◆ **What to do**:
Copy each line below exactly.

◆ **Provided data**:
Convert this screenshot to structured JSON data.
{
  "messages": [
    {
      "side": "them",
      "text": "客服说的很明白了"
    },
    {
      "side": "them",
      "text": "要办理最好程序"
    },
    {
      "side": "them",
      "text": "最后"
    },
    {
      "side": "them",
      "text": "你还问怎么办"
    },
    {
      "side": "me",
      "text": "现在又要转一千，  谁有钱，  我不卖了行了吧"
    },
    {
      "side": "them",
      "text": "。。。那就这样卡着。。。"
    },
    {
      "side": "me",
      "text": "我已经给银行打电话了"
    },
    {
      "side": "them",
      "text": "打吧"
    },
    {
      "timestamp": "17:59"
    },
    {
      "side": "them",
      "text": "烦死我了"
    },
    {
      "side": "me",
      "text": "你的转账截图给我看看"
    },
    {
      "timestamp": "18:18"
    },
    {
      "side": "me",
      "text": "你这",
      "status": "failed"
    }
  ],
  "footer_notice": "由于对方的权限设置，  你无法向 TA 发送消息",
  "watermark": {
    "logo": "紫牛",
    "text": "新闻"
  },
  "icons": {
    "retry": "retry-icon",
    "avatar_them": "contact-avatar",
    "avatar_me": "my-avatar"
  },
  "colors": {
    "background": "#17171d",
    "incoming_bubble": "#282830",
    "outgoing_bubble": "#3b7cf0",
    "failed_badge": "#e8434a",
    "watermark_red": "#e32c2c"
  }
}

◆ **Task response**:
Convert this screenshot to structured JSON data.
{
  "messages": [
    {
      "side": "them",
      "text": "客服说的很明白了"
    },
    {
      "side": "them",
      "text": "要办理最好程序"
    },
    {
      "side": "them",
      "text": "最后"
    },
    {
      "side": "them",
      "text": "你还问怎么办"
    },
    {
      "side": "me",
      "text": "现在又要转一千，  谁有钱，  我不卖了行了吧"
    },
    {
      "side": "them",
      "text": "。。。那就这样卡着。。。"
    },
    {
      "side": "me",
      "text": "我已经给银行打电话了"
    },
    {
      "side": "them",
      "text": "打吧"
    },
    {
      "timestamp": "17:59"
    },
    {
      "side": "them",
      "text": "烦死我了"
    },
    {
      "side": "me",
      "text": "你的转账截图给我看看"
    },
    {
      "timestamp": "18:18"
    },
    {
      "side": "me",
      "text": "你这",
      "status": "failed"
    }
  ],
  "footer_notice": "由于对方的权限设置，  你无法向 TA 发送消息",
  "watermark": {
    "logo": "紫牛",
    "text": "新闻"
  },
  "icons": {
    "retry": "retry-icon",
    "avatar_them": "contact-avatar",
    "avatar_me": "my-avatar"
  },
  "colors": {
    "background": "#17171d",
    "incoming_bubble": "#282830",
    "outgoing_bubble": "#3b7cf0",
    "failed_badge": "#e8434a",
    "watermark_red": "#e32c2c"
  }
}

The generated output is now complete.